All entries below are to be written out again exactly, but no picture is to be copied.

BEGIN Entries supplied

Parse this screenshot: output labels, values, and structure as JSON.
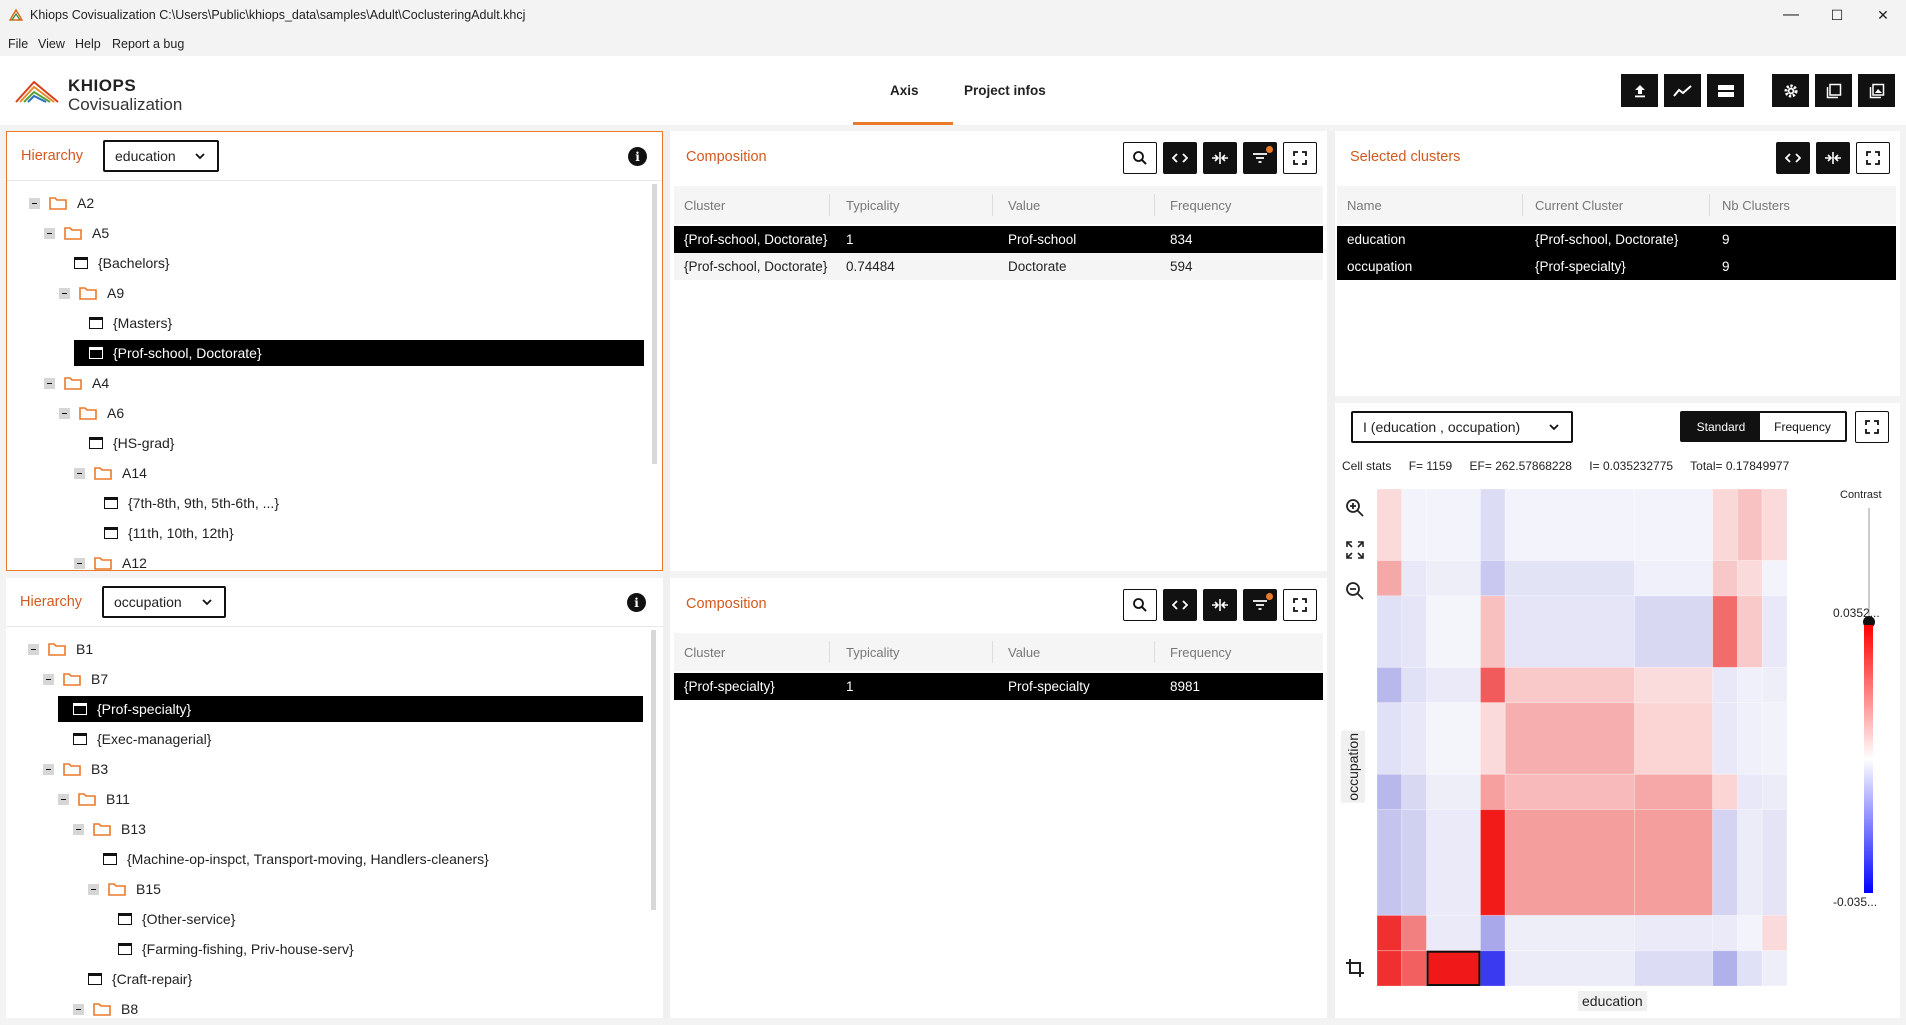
{
  "window": {
    "title": "Khiops Covisualization C:\\Users\\Public\\khiops_data\\samples\\Adult\\CoclusteringAdult.khcj",
    "minimize": "—",
    "maximize": "☐",
    "close": "✕"
  },
  "menu": [
    "File",
    "View",
    "Help",
    "Report a bug"
  ],
  "logo": {
    "line1": "KHIOPS",
    "line2": "Covisualization"
  },
  "tabs": [
    {
      "label": "Axis",
      "active": true
    },
    {
      "label": "Project infos",
      "active": false
    }
  ],
  "hierarchy1": {
    "title": "Hierarchy",
    "selected": "education",
    "nodes": [
      {
        "label": "A2",
        "type": "folder"
      },
      {
        "label": "A5",
        "type": "folder"
      },
      {
        "label": "{Bachelors}",
        "type": "leaf"
      },
      {
        "label": "A9",
        "type": "folder"
      },
      {
        "label": "{Masters}",
        "type": "leaf"
      },
      {
        "label": "{Prof-school, Doctorate}",
        "type": "leaf",
        "selected": true
      },
      {
        "label": "A4",
        "type": "folder"
      },
      {
        "label": "A6",
        "type": "folder"
      },
      {
        "label": "{HS-grad}",
        "type": "leaf"
      },
      {
        "label": "A14",
        "type": "folder"
      },
      {
        "label": "{7th-8th, 9th, 5th-6th, ...}",
        "type": "leaf"
      },
      {
        "label": "{11th, 10th, 12th}",
        "type": "leaf"
      },
      {
        "label": "A12",
        "type": "folder"
      }
    ]
  },
  "hierarchy2": {
    "title": "Hierarchy",
    "selected": "occupation",
    "nodes": [
      {
        "label": "B1",
        "type": "folder"
      },
      {
        "label": "B7",
        "type": "folder"
      },
      {
        "label": "{Prof-specialty}",
        "type": "leaf",
        "selected": true
      },
      {
        "label": "{Exec-managerial}",
        "type": "leaf"
      },
      {
        "label": "B3",
        "type": "folder"
      },
      {
        "label": "B11",
        "type": "folder"
      },
      {
        "label": "B13",
        "type": "folder"
      },
      {
        "label": "{Machine-op-inspct, Transport-moving, Handlers-cleaners}",
        "type": "leaf"
      },
      {
        "label": "B15",
        "type": "folder"
      },
      {
        "label": "{Other-service}",
        "type": "leaf"
      },
      {
        "label": "{Farming-fishing, Priv-house-serv}",
        "type": "leaf"
      },
      {
        "label": "{Craft-repair}",
        "type": "leaf"
      },
      {
        "label": "B8",
        "type": "folder"
      }
    ]
  },
  "composition1": {
    "title": "Composition",
    "columns": [
      "Cluster",
      "Typicality",
      "Value",
      "Frequency"
    ],
    "rows": [
      {
        "cluster": "{Prof-school, Doctorate}",
        "typicality": "1",
        "value": "Prof-school",
        "frequency": "834"
      },
      {
        "cluster": "{Prof-school, Doctorate}",
        "typicality": "0.74484",
        "value": "Doctorate",
        "frequency": "594"
      }
    ]
  },
  "composition2": {
    "title": "Composition",
    "columns": [
      "Cluster",
      "Typicality",
      "Value",
      "Frequency"
    ],
    "rows": [
      {
        "cluster": "{Prof-specialty}",
        "typicality": "1",
        "value": "Prof-specialty",
        "frequency": "8981"
      }
    ]
  },
  "selected_clusters": {
    "title": "Selected clusters",
    "columns": [
      "Name",
      "Current Cluster",
      "Nb Clusters"
    ],
    "rows": [
      {
        "name": "education",
        "current": "{Prof-school, Doctorate}",
        "nb": "9"
      },
      {
        "name": "occupation",
        "current": "{Prof-specialty}",
        "nb": "9"
      }
    ]
  },
  "matrix": {
    "select": "I (education , occupation)",
    "mode_standard": "Standard",
    "mode_frequency": "Frequency",
    "cell_stats_label": "Cell stats",
    "stat_f": "F= 1159",
    "stat_ef": "EF= 262.57868228",
    "stat_i": "I= 0.035232775",
    "stat_total": "Total= 0.17849977",
    "contrast_label": "Contrast",
    "contrast_level": 0.12,
    "legend_max": "0.0352...",
    "legend_min": "-0.035...",
    "x_label": "education",
    "y_label": "occupation",
    "x_proportions": [
      4.5,
      4.5,
      9.8,
      4.5,
      23.5,
      14.2,
      4.5,
      4.5,
      4.5
    ],
    "y_proportions": [
      14.2,
      7.0,
      14.2,
      7.0,
      14.2,
      7.0,
      21.0,
      7.0,
      7.0
    ],
    "selected_cell": [
      2,
      8
    ],
    "cells": [
      [
        "#fadada",
        "#f3f3fb",
        "#f3f3fb",
        "#dcdcf5",
        "#f3f3fb",
        "#f3f3fb",
        "#fbd8d8",
        "#f9c2c2",
        "#fadada"
      ],
      [
        "#f4a8a8",
        "#e8e8f8",
        "#eeeef9",
        "#c8c8f0",
        "#e3e3f6",
        "#f0f0fa",
        "#f8c8c8",
        "#fadada",
        "#f3f3fb"
      ],
      [
        "#e0e0f6",
        "#e5e5f7",
        "#f4f4fb",
        "#f9c0c0",
        "#e5e5f7",
        "#d8d8f3",
        "#f36c6c",
        "#f9c8c8",
        "#e8e8f8"
      ],
      [
        "#b8b8ec",
        "#e0e0f6",
        "#eaeaf8",
        "#f25b5b",
        "#f9c8c8",
        "#fbdcdc",
        "#e8e8f8",
        "#f0f0fa",
        "#eeeef9"
      ],
      [
        "#e0e0f6",
        "#e8e8f8",
        "#f4f4fb",
        "#fadada",
        "#f7aeae",
        "#fbd4d4",
        "#e8e8f8",
        "#f0f0fa",
        "#f2f2fa"
      ],
      [
        "#b8b8ec",
        "#d8d8f3",
        "#eeeef9",
        "#f6a0a0",
        "#f8baba",
        "#f6a8a8",
        "#fbd4d4",
        "#e8e8f8",
        "#ececf8"
      ],
      [
        "#c4c4ef",
        "#d0d0f1",
        "#eaeaf8",
        "#f31a1a",
        "#f59e9e",
        "#f59e9e",
        "#d4d4f2",
        "#ececf8",
        "#e4e4f6"
      ],
      [
        "#f03030",
        "#f28080",
        "#eaeaf8",
        "#a8a8ea",
        "#eeeef9",
        "#eaeaf8",
        "#eaeaf8",
        "#f3f3fb",
        "#fadada"
      ],
      [
        "#f03030",
        "#f26060",
        "#f01818",
        "#3a3af0",
        "#ececf8",
        "#dcdcf5",
        "#b0b0eb",
        "#e0e0f6",
        "#eeeef9"
      ]
    ]
  },
  "colors": {
    "accent": "#d2591e",
    "tab_underline": "#ea7a2a",
    "selection": "#000000",
    "heat_pos": "#ff0000",
    "heat_neg": "#0000ff"
  }
}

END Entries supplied

» Response to the task:
Parse this screenshot: output labels, values, and structure as JSON.
{
  "window": {
    "title": "Khiops Covisualization C:\\Users\\Public\\khiops_data\\samples\\Adult\\CoclusteringAdult.khcj",
    "minimize": "—",
    "maximize": "☐",
    "close": "✕"
  },
  "menu": [
    "File",
    "View",
    "Help",
    "Report a bug"
  ],
  "logo": {
    "line1": "KHIOPS",
    "line2": "Covisualization"
  },
  "tabs": [
    {
      "label": "Axis",
      "active": true
    },
    {
      "label": "Project infos",
      "active": false
    }
  ],
  "hierarchy1": {
    "title": "Hierarchy",
    "selected": "education",
    "nodes": [
      {
        "label": "A2",
        "type": "folder"
      },
      {
        "label": "A5",
        "type": "folder"
      },
      {
        "label": "{Bachelors}",
        "type": "leaf"
      },
      {
        "label": "A9",
        "type": "folder"
      },
      {
        "label": "{Masters}",
        "type": "leaf"
      },
      {
        "label": "{Prof-school, Doctorate}",
        "type": "leaf",
        "selected": true
      },
      {
        "label": "A4",
        "type": "folder"
      },
      {
        "label": "A6",
        "type": "folder"
      },
      {
        "label": "{HS-grad}",
        "type": "leaf"
      },
      {
        "label": "A14",
        "type": "folder"
      },
      {
        "label": "{7th-8th, 9th, 5th-6th, ...}",
        "type": "leaf"
      },
      {
        "label": "{11th, 10th, 12th}",
        "type": "leaf"
      },
      {
        "label": "A12",
        "type": "folder"
      }
    ]
  },
  "hierarchy2": {
    "title": "Hierarchy",
    "selected": "occupation",
    "nodes": [
      {
        "label": "B1",
        "type": "folder"
      },
      {
        "label": "B7",
        "type": "folder"
      },
      {
        "label": "{Prof-specialty}",
        "type": "leaf",
        "selected": true
      },
      {
        "label": "{Exec-managerial}",
        "type": "leaf"
      },
      {
        "label": "B3",
        "type": "folder"
      },
      {
        "label": "B11",
        "type": "folder"
      },
      {
        "label": "B13",
        "type": "folder"
      },
      {
        "label": "{Machine-op-inspct, Transport-moving, Handlers-cleaners}",
        "type": "leaf"
      },
      {
        "label": "B15",
        "type": "folder"
      },
      {
        "label": "{Other-service}",
        "type": "leaf"
      },
      {
        "label": "{Farming-fishing, Priv-house-serv}",
        "type": "leaf"
      },
      {
        "label": "{Craft-repair}",
        "type": "leaf"
      },
      {
        "label": "B8",
        "type": "folder"
      }
    ]
  },
  "composition1": {
    "title": "Composition",
    "columns": [
      "Cluster",
      "Typicality",
      "Value",
      "Frequency"
    ],
    "rows": [
      {
        "cluster": "{Prof-school, Doctorate}",
        "typicality": "1",
        "value": "Prof-school",
        "frequency": "834"
      },
      {
        "cluster": "{Prof-school, Doctorate}",
        "typicality": "0.74484",
        "value": "Doctorate",
        "frequency": "594"
      }
    ]
  },
  "composition2": {
    "title": "Composition",
    "columns": [
      "Cluster",
      "Typicality",
      "Value",
      "Frequency"
    ],
    "rows": [
      {
        "cluster": "{Prof-specialty}",
        "typicality": "1",
        "value": "Prof-specialty",
        "frequency": "8981"
      }
    ]
  },
  "selected_clusters": {
    "title": "Selected clusters",
    "columns": [
      "Name",
      "Current Cluster",
      "Nb Clusters"
    ],
    "rows": [
      {
        "name": "education",
        "current": "{Prof-school, Doctorate}",
        "nb": "9"
      },
      {
        "name": "occupation",
        "current": "{Prof-specialty}",
        "nb": "9"
      }
    ]
  },
  "matrix": {
    "select": "I (education , occupation)",
    "mode_standard": "Standard",
    "mode_frequency": "Frequency",
    "cell_stats_label": "Cell stats",
    "stat_f": "F= 1159",
    "stat_ef": "EF= 262.57868228",
    "stat_i": "I= 0.035232775",
    "stat_total": "Total= 0.17849977",
    "contrast_label": "Contrast",
    "contrast_level": 0.12,
    "legend_max": "0.0352...",
    "legend_min": "-0.035...",
    "x_label": "education",
    "y_label": "occupation",
    "x_proportions": [
      4.5,
      4.5,
      9.8,
      4.5,
      23.5,
      14.2,
      4.5,
      4.5,
      4.5
    ],
    "y_proportions": [
      14.2,
      7.0,
      14.2,
      7.0,
      14.2,
      7.0,
      21.0,
      7.0,
      7.0
    ],
    "selected_cell": [
      2,
      8
    ],
    "cells": [
      [
        "#fadada",
        "#f3f3fb",
        "#f3f3fb",
        "#dcdcf5",
        "#f3f3fb",
        "#f3f3fb",
        "#fbd8d8",
        "#f9c2c2",
        "#fadada"
      ],
      [
        "#f4a8a8",
        "#e8e8f8",
        "#eeeef9",
        "#c8c8f0",
        "#e3e3f6",
        "#f0f0fa",
        "#f8c8c8",
        "#fadada",
        "#f3f3fb"
      ],
      [
        "#e0e0f6",
        "#e5e5f7",
        "#f4f4fb",
        "#f9c0c0",
        "#e5e5f7",
        "#d8d8f3",
        "#f36c6c",
        "#f9c8c8",
        "#e8e8f8"
      ],
      [
        "#b8b8ec",
        "#e0e0f6",
        "#eaeaf8",
        "#f25b5b",
        "#f9c8c8",
        "#fbdcdc",
        "#e8e8f8",
        "#f0f0fa",
        "#eeeef9"
      ],
      [
        "#e0e0f6",
        "#e8e8f8",
        "#f4f4fb",
        "#fadada",
        "#f7aeae",
        "#fbd4d4",
        "#e8e8f8",
        "#f0f0fa",
        "#f2f2fa"
      ],
      [
        "#b8b8ec",
        "#d8d8f3",
        "#eeeef9",
        "#f6a0a0",
        "#f8baba",
        "#f6a8a8",
        "#fbd4d4",
        "#e8e8f8",
        "#ececf8"
      ],
      [
        "#c4c4ef",
        "#d0d0f1",
        "#eaeaf8",
        "#f31a1a",
        "#f59e9e",
        "#f59e9e",
        "#d4d4f2",
        "#ececf8",
        "#e4e4f6"
      ],
      [
        "#f03030",
        "#f28080",
        "#eaeaf8",
        "#a8a8ea",
        "#eeeef9",
        "#eaeaf8",
        "#eaeaf8",
        "#f3f3fb",
        "#fadada"
      ],
      [
        "#f03030",
        "#f26060",
        "#f01818",
        "#3a3af0",
        "#ececf8",
        "#dcdcf5",
        "#b0b0eb",
        "#e0e0f6",
        "#eeeef9"
      ]
    ]
  },
  "colors": {
    "accent": "#d2591e",
    "tab_underline": "#ea7a2a",
    "selection": "#000000",
    "heat_pos": "#ff0000",
    "heat_neg": "#0000ff"
  }
}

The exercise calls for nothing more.